Your assignment.
Each line below is to be written out once more, precisely as given.

Records from a data source.
──────

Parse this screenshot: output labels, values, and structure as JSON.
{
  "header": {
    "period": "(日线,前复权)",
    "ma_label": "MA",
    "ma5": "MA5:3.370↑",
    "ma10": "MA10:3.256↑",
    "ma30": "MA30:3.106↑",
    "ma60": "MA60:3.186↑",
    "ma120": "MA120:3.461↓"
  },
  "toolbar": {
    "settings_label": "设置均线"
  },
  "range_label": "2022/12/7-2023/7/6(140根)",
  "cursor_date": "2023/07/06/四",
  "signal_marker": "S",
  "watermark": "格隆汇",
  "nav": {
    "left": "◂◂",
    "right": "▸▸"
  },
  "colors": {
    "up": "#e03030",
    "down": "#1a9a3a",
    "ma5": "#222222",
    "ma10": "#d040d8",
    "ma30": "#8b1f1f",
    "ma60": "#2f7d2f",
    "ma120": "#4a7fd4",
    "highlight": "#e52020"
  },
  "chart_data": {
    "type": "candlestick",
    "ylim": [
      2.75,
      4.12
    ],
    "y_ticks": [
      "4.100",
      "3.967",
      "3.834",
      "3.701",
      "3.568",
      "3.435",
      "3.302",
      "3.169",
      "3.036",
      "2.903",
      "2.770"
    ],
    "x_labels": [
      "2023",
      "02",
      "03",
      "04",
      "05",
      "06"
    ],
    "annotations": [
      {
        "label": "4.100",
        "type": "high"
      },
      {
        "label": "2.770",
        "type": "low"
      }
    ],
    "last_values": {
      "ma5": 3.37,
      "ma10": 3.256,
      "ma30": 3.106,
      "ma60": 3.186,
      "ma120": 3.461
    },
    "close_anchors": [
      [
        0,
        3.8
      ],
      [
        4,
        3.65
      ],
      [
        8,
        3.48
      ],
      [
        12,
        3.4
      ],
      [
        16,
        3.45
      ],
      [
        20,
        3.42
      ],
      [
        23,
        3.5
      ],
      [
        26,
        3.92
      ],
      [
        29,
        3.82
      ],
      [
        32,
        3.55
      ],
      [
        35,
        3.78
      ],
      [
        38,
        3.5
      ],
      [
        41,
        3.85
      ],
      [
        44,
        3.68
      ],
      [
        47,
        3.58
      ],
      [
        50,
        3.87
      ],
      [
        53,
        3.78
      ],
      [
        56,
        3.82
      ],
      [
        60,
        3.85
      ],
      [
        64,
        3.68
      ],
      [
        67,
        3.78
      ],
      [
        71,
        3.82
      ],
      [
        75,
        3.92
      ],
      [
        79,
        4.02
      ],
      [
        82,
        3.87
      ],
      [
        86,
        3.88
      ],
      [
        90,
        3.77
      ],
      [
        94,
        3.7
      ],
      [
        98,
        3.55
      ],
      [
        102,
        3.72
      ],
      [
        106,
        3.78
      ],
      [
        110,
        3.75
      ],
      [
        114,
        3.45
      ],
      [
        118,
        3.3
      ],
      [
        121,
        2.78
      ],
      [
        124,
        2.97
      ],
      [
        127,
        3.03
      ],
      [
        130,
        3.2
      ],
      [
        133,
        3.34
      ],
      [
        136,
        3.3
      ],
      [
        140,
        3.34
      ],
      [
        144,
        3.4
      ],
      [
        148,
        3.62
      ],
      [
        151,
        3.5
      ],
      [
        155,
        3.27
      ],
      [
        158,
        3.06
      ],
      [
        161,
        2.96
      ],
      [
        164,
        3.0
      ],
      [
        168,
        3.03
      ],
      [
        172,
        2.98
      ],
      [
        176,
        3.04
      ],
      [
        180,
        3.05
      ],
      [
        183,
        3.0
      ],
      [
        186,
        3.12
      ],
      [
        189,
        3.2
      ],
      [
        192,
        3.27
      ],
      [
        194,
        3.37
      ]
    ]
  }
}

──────

Solution for this exercise.
Parse this screenshot: output labels, values, and structure as JSON.
{
  "header": {
    "period": "(日线,前复权)",
    "ma_label": "MA",
    "ma5": "MA5:3.370↑",
    "ma10": "MA10:3.256↑",
    "ma30": "MA30:3.106↑",
    "ma60": "MA60:3.186↑",
    "ma120": "MA120:3.461↓"
  },
  "toolbar": {
    "settings_label": "设置均线"
  },
  "range_label": "2022/12/7-2023/7/6(140根)",
  "cursor_date": "2023/07/06/四",
  "signal_marker": "S",
  "watermark": "格隆汇",
  "nav": {
    "left": "◂◂",
    "right": "▸▸"
  },
  "colors": {
    "up": "#e03030",
    "down": "#1a9a3a",
    "ma5": "#222222",
    "ma10": "#d040d8",
    "ma30": "#8b1f1f",
    "ma60": "#2f7d2f",
    "ma120": "#4a7fd4",
    "highlight": "#e52020"
  },
  "chart_data": {
    "type": "candlestick",
    "ylim": [
      2.75,
      4.12
    ],
    "y_ticks": [
      "4.100",
      "3.967",
      "3.834",
      "3.701",
      "3.568",
      "3.435",
      "3.302",
      "3.169",
      "3.036",
      "2.903",
      "2.770"
    ],
    "x_labels": [
      "2023",
      "02",
      "03",
      "04",
      "05",
      "06"
    ],
    "annotations": [
      {
        "label": "4.100",
        "type": "high"
      },
      {
        "label": "2.770",
        "type": "low"
      }
    ],
    "last_values": {
      "ma5": 3.37,
      "ma10": 3.256,
      "ma30": 3.106,
      "ma60": 3.186,
      "ma120": 3.461
    },
    "close_anchors": [
      [
        0,
        3.8
      ],
      [
        4,
        3.65
      ],
      [
        8,
        3.48
      ],
      [
        12,
        3.4
      ],
      [
        16,
        3.45
      ],
      [
        20,
        3.42
      ],
      [
        23,
        3.5
      ],
      [
        26,
        3.92
      ],
      [
        29,
        3.82
      ],
      [
        32,
        3.55
      ],
      [
        35,
        3.78
      ],
      [
        38,
        3.5
      ],
      [
        41,
        3.85
      ],
      [
        44,
        3.68
      ],
      [
        47,
        3.58
      ],
      [
        50,
        3.87
      ],
      [
        53,
        3.78
      ],
      [
        56,
        3.82
      ],
      [
        60,
        3.85
      ],
      [
        64,
        3.68
      ],
      [
        67,
        3.78
      ],
      [
        71,
        3.82
      ],
      [
        75,
        3.92
      ],
      [
        79,
        4.02
      ],
      [
        82,
        3.87
      ],
      [
        86,
        3.88
      ],
      [
        90,
        3.77
      ],
      [
        94,
        3.7
      ],
      [
        98,
        3.55
      ],
      [
        102,
        3.72
      ],
      [
        106,
        3.78
      ],
      [
        110,
        3.75
      ],
      [
        114,
        3.45
      ],
      [
        118,
        3.3
      ],
      [
        121,
        2.78
      ],
      [
        124,
        2.97
      ],
      [
        127,
        3.03
      ],
      [
        130,
        3.2
      ],
      [
        133,
        3.34
      ],
      [
        136,
        3.3
      ],
      [
        140,
        3.34
      ],
      [
        144,
        3.4
      ],
      [
        148,
        3.62
      ],
      [
        151,
        3.5
      ],
      [
        155,
        3.27
      ],
      [
        158,
        3.06
      ],
      [
        161,
        2.96
      ],
      [
        164,
        3.0
      ],
      [
        168,
        3.03
      ],
      [
        172,
        2.98
      ],
      [
        176,
        3.04
      ],
      [
        180,
        3.05
      ],
      [
        183,
        3.0
      ],
      [
        186,
        3.12
      ],
      [
        189,
        3.2
      ],
      [
        192,
        3.27
      ],
      [
        194,
        3.37
      ]
    ]
  }
}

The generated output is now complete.